Review: He Named Me Malala

Getting shot in the head is enough to make most people reconsider their chosen path in life. After going through major surgery with a substantial rehabilitation period, Malala Yousafzai dusted herself off and got back in front of cameras, got back to reading books, and got back to spreading the word that girls have a right to learn.

He Named Me Malala is a compact and accessible little documentary that shows snapshots of Malala’s life. Harrowing news footage of schools being blown up by the Taliban is juxtaposed with Malala playfully introducing her family, saying the older of her two brothers is the lazy one, and that when her brothers fight she takes the young one away and slaps him across the face anyway.

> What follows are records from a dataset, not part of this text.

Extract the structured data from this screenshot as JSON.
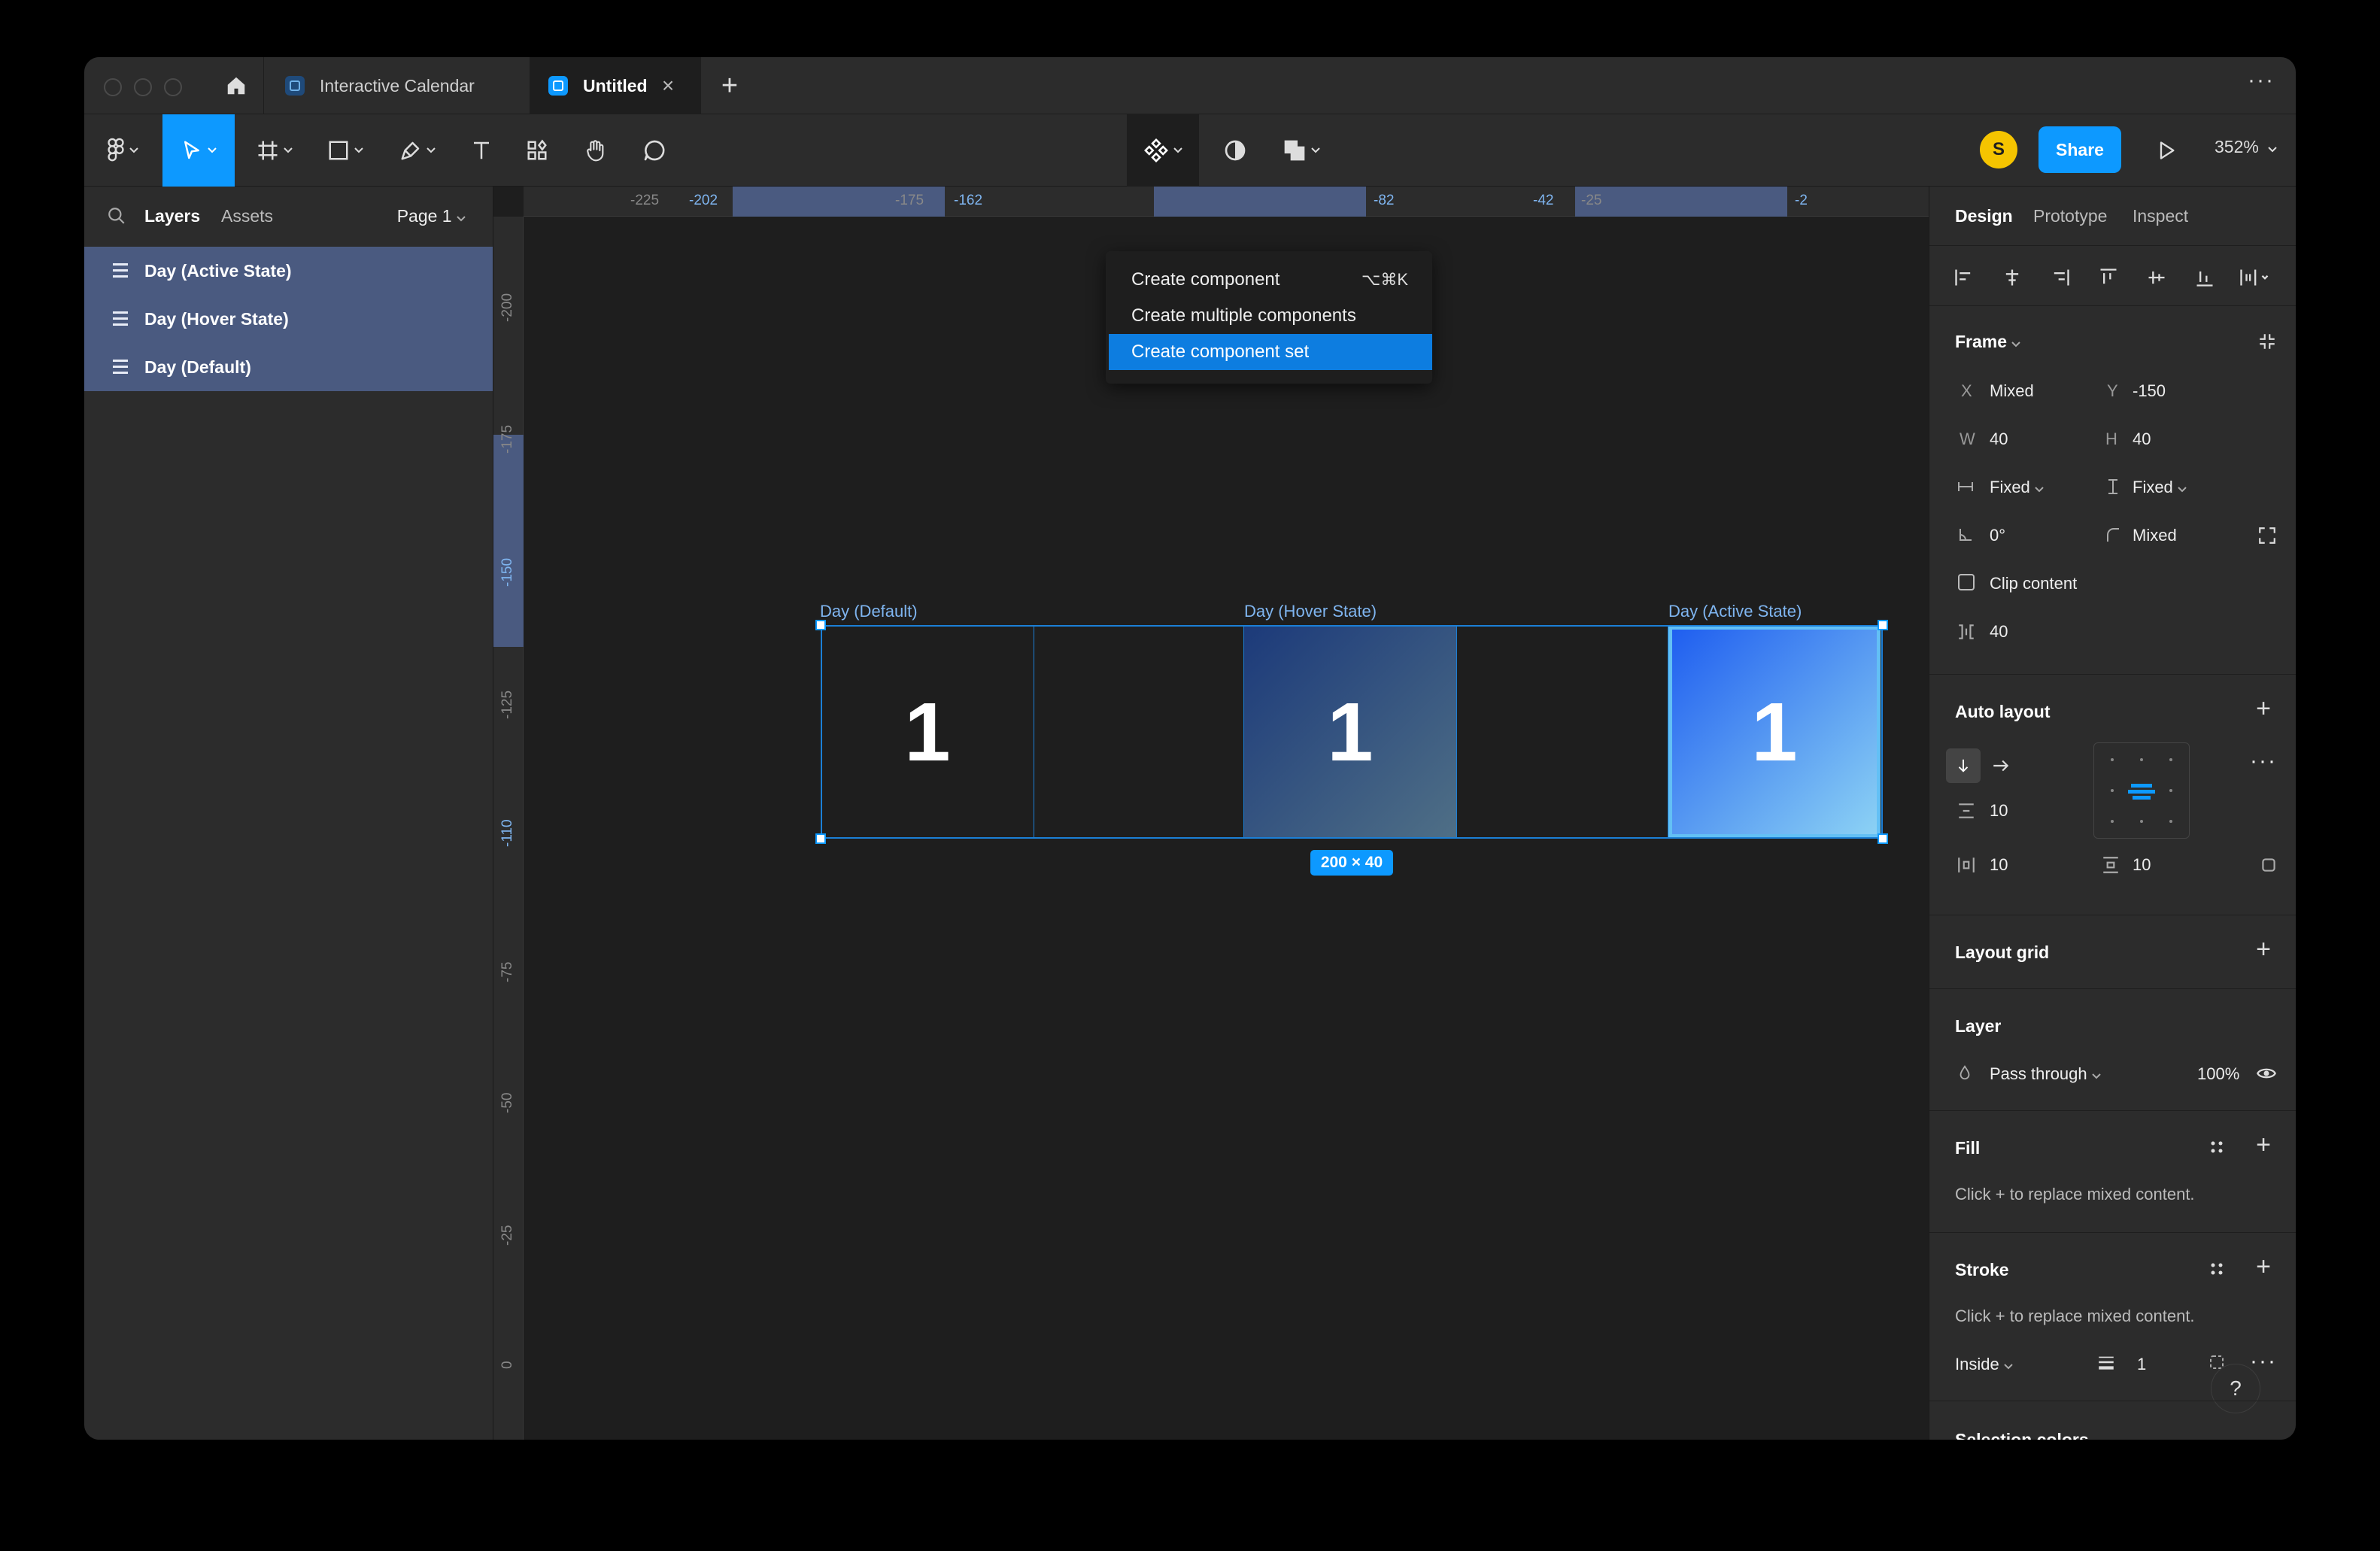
{
  "tabs": [
    {
      "label": "Interactive Calendar"
    },
    {
      "label": "Untitled",
      "close": "×"
    }
  ],
  "new_tab_label": "+",
  "more_label": "···",
  "toolbar": {
    "avatar_initial": "S",
    "share_label": "Share",
    "zoom_label": "352%"
  },
  "left_panel": {
    "tab_layers": "Layers",
    "tab_assets": "Assets",
    "page_label": "Page 1",
    "layers": [
      {
        "name": "Day (Active State)"
      },
      {
        "name": "Day (Hover State)"
      },
      {
        "name": "Day (Default)"
      }
    ]
  },
  "ruler": {
    "h_labels": [
      "-225",
      "-202",
      "-175",
      "-162",
      "-82",
      "-42",
      "-25",
      "-2"
    ],
    "v_labels": [
      "-200",
      "-175",
      "-150",
      "-125",
      "-110",
      "-75",
      "-50",
      "-25",
      "0"
    ]
  },
  "canvas": {
    "frames": [
      {
        "label": "Day (Default)",
        "digit": "1"
      },
      {
        "label": "Day (Hover State)",
        "digit": "1"
      },
      {
        "label": "Day (Active State)",
        "digit": "1"
      }
    ],
    "size_badge": "200 × 40"
  },
  "menu": {
    "items": [
      {
        "label": "Create component",
        "shortcut": "⌥⌘K"
      },
      {
        "label": "Create multiple components"
      },
      {
        "label": "Create component set"
      }
    ]
  },
  "right_panel": {
    "tab_design": "Design",
    "tab_prototype": "Prototype",
    "tab_inspect": "Inspect",
    "frame": {
      "title": "Frame",
      "x_label": "X",
      "x_value": "Mixed",
      "y_label": "Y",
      "y_value": "-150",
      "w_label": "W",
      "w_value": "40",
      "h_label": "H",
      "h_value": "40",
      "hsize": "Fixed",
      "vsize": "Fixed",
      "rotation": "0°",
      "radius": "Mixed",
      "clip_label": "Clip content",
      "gap": "40"
    },
    "auto_layout": {
      "title": "Auto layout",
      "spacing": "10",
      "pad_h": "10",
      "pad_v": "10"
    },
    "layout_grid": {
      "title": "Layout grid"
    },
    "layer": {
      "title": "Layer",
      "blend": "Pass through",
      "opacity": "100%"
    },
    "fill": {
      "title": "Fill",
      "note": "Click + to replace mixed content."
    },
    "stroke": {
      "title": "Stroke",
      "note": "Click + to replace mixed content.",
      "position": "Inside",
      "weight": "1"
    },
    "selection_colors": {
      "title": "Selection colors"
    },
    "help": "?"
  },
  "colors": {
    "accent": "#0d99ff",
    "hover_gradient": [
      "#1c3a7a",
      "#4f6f86"
    ],
    "active_gradient": [
      "#1d5cf0",
      "#8ed4f4"
    ]
  }
}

Malala’s father, Ziauddin Yousafzai, has a prominent role throughout. Malala is clear when she says she chose the life she leads all by herself, but her father’s influence is undeniable, as he is seen speaking out in public in defence of education and protesting the use of Islam by terrorists to spread hate and violence.

The main problem He Named Me Malala suffers from is the lack of new information. If you know anything about Malala Yousafzai, then you know she is an activist for education, particularly education for girls, in the face of those who try to take it away. This is inspiring, and the movie acts as an easy-watch reminder of the good things that Malala continues to do, but it feels more like a 90 minute PSA than a biography or investigation.

Hands-on approach

That is not to cheapen what is being shown. Malala bravely calls out the men by name who target her and her region, she continues to speak after being severely harmed, and she is seen to be an extremely active figure. If the documentary gets one thing right it is showing her talking to girls her age, fearlessly roaming areas where her life is genuinely in danger. She is well known in the west for her speeches, but the movie sheds some light on her more hands-on approach.

It carefully humanises a person who has become an iconic symbol of defiance. Playing cards at home with her family acts as a reminder that an 18 year old girl ought to be enjoying life without the fear of violence and without the need to campaign for others like her. If anything, it is a relief that in among all of her public appearances, she does enjoy some downtime. She has earned it.

Lacking new information

But ultimately, He Named Me Malala feels incomplete. It showcases the amazing work of Malala Yousafzai without revealing anything we do not already know. There is also the feeling that her book I Am Malala may in fact offer up far more insightful information than the movie seems up for approaching. The film is likely to cater for fans of Malala, and yet those who bother to go to the cinema to see it also likely already know everything that is in it.

A movie is more accessible than a book to lots of people, and so perhaps people will engage with it who have only heard her name in passing, and it would work as excellent viewing in schools. If so, this is a welcoming place to start discovering the great work 2014’s Nobel Peace Prize winner has done in her short life thus far. If you already know about her, this is a nice little reminder to celebrate her work and to keep on fighting because the other side fights back, and she needs every voice she can get.